WHAT YOU NEED TO DO:
A verbatim printing of the entries that follow is needed; pictures must not appear in it.

SUPPLIED ENTRIES:
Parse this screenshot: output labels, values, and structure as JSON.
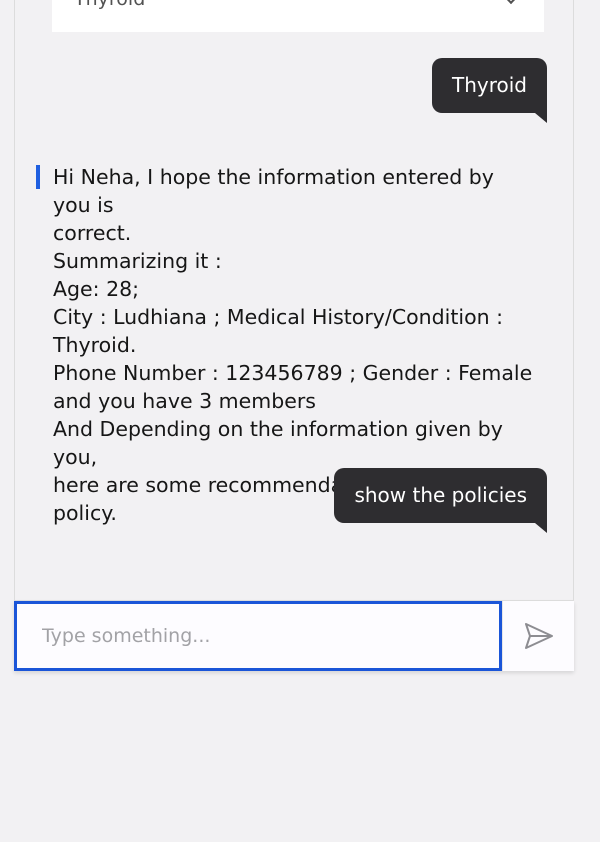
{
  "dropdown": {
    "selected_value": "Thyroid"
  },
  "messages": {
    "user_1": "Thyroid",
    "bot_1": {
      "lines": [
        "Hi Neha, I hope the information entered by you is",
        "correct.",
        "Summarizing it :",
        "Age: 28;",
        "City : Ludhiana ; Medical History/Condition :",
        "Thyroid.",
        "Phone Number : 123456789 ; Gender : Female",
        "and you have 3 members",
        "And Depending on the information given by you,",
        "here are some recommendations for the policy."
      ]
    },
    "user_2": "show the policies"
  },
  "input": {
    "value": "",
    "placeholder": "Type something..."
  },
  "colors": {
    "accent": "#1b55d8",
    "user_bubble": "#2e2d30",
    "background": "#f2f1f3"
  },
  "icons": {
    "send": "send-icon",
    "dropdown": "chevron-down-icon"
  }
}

SOLUTION:
Parse this screenshot: output labels, values, and structure as JSON.
{
  "dropdown": {
    "selected_value": "Thyroid"
  },
  "messages": {
    "user_1": "Thyroid",
    "bot_1": {
      "lines": [
        "Hi Neha, I hope the information entered by you is",
        "correct.",
        "Summarizing it :",
        "Age: 28;",
        "City : Ludhiana ; Medical History/Condition :",
        "Thyroid.",
        "Phone Number : 123456789 ; Gender : Female",
        "and you have 3 members",
        "And Depending on the information given by you,",
        "here are some recommendations for the policy."
      ]
    },
    "user_2": "show the policies"
  },
  "input": {
    "value": "",
    "placeholder": "Type something..."
  },
  "colors": {
    "accent": "#1b55d8",
    "user_bubble": "#2e2d30",
    "background": "#f2f1f3"
  },
  "icons": {
    "send": "send-icon",
    "dropdown": "chevron-down-icon"
  }
}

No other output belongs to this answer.